# WHAT NEEDS TO BE DONE
Comb the records below for the string "title" and copy each line where it turns up.

--- GIVEN RECORDS ---

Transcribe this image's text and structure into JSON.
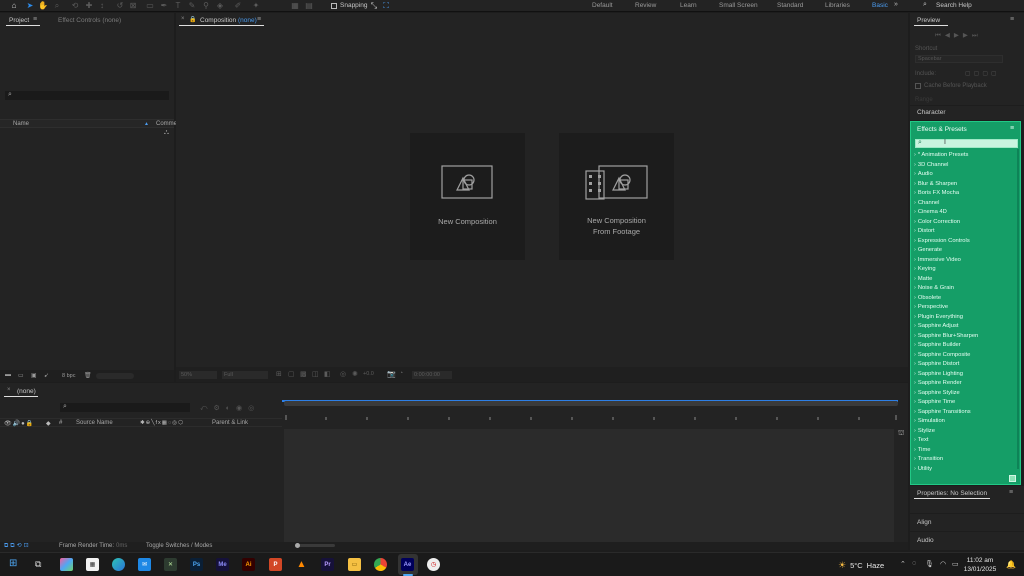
{
  "toolbar": {
    "snapping_label": "Snapping",
    "workspaces": [
      {
        "label": "Default",
        "active": false
      },
      {
        "label": "Review",
        "active": false
      },
      {
        "label": "Learn",
        "active": false
      },
      {
        "label": "Small Screen",
        "active": false
      },
      {
        "label": "Standard",
        "active": false
      },
      {
        "label": "Libraries",
        "active": false
      },
      {
        "label": "Basic",
        "active": true
      }
    ],
    "help_search_placeholder": "Search Help"
  },
  "project_panel": {
    "tab_project": "Project",
    "tab_effect_controls": "Effect Controls (none)",
    "col_name": "Name",
    "col_comment": "Comme",
    "bpc_label": "8 bpc"
  },
  "composition_panel": {
    "tab_label": "Composition",
    "tab_suffix": "(none)",
    "card_new_comp": "New Composition",
    "card_from_footage_line1": "New Composition",
    "card_from_footage_line2": "From Footage",
    "footer_zoom": "50%",
    "footer_resolution": "Full",
    "footer_exposure": "+0.0",
    "footer_timecode": "0:00:00:00"
  },
  "preview_panel": {
    "title": "Preview",
    "shortcut_label": "Shortcut",
    "shortcut_value": "Spacebar",
    "include_label": "Include:",
    "cache_label": "Cache Before Playback",
    "range_label": "Range"
  },
  "character_panel": {
    "title": "Character"
  },
  "effects_panel": {
    "title": "Effects & Presets",
    "search_value": "",
    "items": [
      "* Animation Presets",
      "3D Channel",
      "Audio",
      "Blur & Sharpen",
      "Boris FX Mocha",
      "Channel",
      "Cinema 4D",
      "Color Correction",
      "Distort",
      "Expression Controls",
      "Generate",
      "Immersive Video",
      "Keying",
      "Matte",
      "Noise & Grain",
      "Obsolete",
      "Perspective",
      "Plugin Everything",
      "Sapphire Adjust",
      "Sapphire Blur+Sharpen",
      "Sapphire Builder",
      "Sapphire Composite",
      "Sapphire Distort",
      "Sapphire Lighting",
      "Sapphire Render",
      "Sapphire Stylize",
      "Sapphire Time",
      "Sapphire Transitions",
      "Simulation",
      "Stylize",
      "Text",
      "Time",
      "Transition",
      "Utility"
    ]
  },
  "properties_panel": {
    "title": "Properties: No Selection"
  },
  "align_panel": {
    "title": "Align"
  },
  "audio_panel": {
    "title": "Audio"
  },
  "timeline": {
    "tab_label": "(none)",
    "col_source_name": "Source Name",
    "col_parent_link": "Parent & Link",
    "footer_render_label": "Frame Render Time:",
    "footer_render_value": "0ms",
    "footer_toggle": "Toggle Switches / Modes"
  },
  "taskbar": {
    "weather_temp": "5°C",
    "weather_text": "Haze",
    "time": "11:02 am",
    "date": "13/01/2025",
    "apps": [
      "copilot",
      "store",
      "edge",
      "mail",
      "photoshop",
      "media-encoder",
      "illustrator",
      "powerpoint",
      "vlc",
      "premiere-pro",
      "file-explorer",
      "chrome",
      "after-effects",
      "stopwatch"
    ]
  }
}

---

# ANSWER TO THIS TASK
    "title": "Preview",
    "title": "Character"
    "title": "Effects & Presets",
    "title": "Properties: No Selection"
    "title": "Align"
    "title": "Audio"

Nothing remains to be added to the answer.